Standard & Poor’s says it is encouraged by the progress made by Lloyds Banking Group and the Royal Bank of Scotland on their recovery plans, despite shares in the two banks taking an almost 6% hit yesterday.
The ratings agency has affired the credit ratings for the two state-backed banks and awarded them a ’stable’ outlook, and has raised their stand-alone credit profile for the banks’ core brands from ’BBB’ to ’BBB+’.
Nigel Greenwood, credit analyst at S&P, says: “The affirmations reflect our view of the early progress made by Lloyds and RBSG regarding their respective turnaround plans.”
“The stable outlooks on Lloyds group and RBS reflect our view that these groups will continue to make progress against their strategic targets.”
A statement from S&P says that although the two banks have much more to do and that the external environment continues to pose challenges, it says they have “laid the foundations to improve their performance and further strengthen their balance sheets.”

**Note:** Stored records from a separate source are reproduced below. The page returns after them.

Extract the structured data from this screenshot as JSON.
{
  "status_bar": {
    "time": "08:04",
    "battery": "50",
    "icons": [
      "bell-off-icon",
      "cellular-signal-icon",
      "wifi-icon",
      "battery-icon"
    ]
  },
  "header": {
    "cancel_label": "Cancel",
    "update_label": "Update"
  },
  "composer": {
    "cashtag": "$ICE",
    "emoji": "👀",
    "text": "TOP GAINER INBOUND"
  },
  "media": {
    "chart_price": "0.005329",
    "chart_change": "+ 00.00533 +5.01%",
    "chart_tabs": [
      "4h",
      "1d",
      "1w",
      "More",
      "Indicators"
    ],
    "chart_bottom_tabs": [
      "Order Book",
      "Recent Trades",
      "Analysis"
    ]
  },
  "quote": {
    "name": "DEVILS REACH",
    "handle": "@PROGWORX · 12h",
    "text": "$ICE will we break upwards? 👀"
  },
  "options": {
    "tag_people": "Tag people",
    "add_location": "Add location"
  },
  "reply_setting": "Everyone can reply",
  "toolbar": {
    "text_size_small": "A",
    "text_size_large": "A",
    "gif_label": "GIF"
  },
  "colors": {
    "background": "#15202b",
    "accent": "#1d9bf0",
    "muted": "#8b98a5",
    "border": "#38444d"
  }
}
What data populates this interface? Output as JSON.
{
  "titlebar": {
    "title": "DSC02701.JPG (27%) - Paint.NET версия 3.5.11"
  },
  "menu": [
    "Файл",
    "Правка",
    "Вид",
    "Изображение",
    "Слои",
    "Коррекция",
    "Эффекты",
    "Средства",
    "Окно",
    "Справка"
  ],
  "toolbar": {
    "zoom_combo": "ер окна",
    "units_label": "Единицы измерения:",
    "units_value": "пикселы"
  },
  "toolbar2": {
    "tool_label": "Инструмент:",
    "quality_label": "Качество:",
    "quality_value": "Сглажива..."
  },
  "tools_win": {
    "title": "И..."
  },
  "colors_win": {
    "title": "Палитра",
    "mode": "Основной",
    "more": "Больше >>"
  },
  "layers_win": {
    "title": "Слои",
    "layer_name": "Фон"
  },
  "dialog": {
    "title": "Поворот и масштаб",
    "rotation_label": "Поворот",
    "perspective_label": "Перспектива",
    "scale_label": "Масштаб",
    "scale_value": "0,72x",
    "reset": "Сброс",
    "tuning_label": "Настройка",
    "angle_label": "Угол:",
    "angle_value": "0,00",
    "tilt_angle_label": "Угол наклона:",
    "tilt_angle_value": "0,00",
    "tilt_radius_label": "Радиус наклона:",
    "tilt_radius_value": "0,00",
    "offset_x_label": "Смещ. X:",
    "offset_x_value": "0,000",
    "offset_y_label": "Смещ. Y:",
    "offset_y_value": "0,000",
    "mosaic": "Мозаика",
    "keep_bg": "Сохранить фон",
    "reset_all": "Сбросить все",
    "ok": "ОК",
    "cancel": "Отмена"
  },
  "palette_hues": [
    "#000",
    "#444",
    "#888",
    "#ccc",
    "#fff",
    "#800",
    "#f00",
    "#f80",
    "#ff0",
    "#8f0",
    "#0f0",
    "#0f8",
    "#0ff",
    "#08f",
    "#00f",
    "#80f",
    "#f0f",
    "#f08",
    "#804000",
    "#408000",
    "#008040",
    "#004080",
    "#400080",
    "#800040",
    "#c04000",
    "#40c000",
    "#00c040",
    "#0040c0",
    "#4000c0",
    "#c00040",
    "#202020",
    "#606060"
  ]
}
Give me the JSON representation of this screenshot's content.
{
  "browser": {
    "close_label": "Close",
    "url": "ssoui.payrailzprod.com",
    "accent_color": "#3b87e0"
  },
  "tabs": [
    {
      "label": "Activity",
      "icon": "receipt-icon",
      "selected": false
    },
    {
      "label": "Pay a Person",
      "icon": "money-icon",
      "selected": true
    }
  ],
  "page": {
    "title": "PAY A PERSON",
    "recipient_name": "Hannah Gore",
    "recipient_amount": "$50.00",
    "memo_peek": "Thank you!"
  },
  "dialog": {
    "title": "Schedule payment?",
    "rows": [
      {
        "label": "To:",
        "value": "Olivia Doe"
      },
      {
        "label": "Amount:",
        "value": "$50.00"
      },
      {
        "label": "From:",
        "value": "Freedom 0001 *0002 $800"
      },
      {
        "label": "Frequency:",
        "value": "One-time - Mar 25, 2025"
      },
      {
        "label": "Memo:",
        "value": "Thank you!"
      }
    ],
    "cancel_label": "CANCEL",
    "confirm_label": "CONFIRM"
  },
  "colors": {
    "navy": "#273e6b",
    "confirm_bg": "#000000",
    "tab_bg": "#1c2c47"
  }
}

Lloyds group and RBS are both in the process of overhauling their businesses following the unprecedented support from the taxpayer in 2008 which saw the government end up with a 41% stake in Lloyds group and an 83% stake in RBS.
S&P says their progress to date is ahead of the rating agency’s expectations, particularly in terms of impairment losses, reflecting less fragile economic trends in the UK thanit had forecast.
Lloyds group put out a trading statement in May that said the bank had returned to profit during Q1 this year, though did not disclose the figure, from a loss of £6.3bn in 2009.
RBS reported a operating profit of £713m for the first three months of the year, compared to £1.35bn in Q4 last year.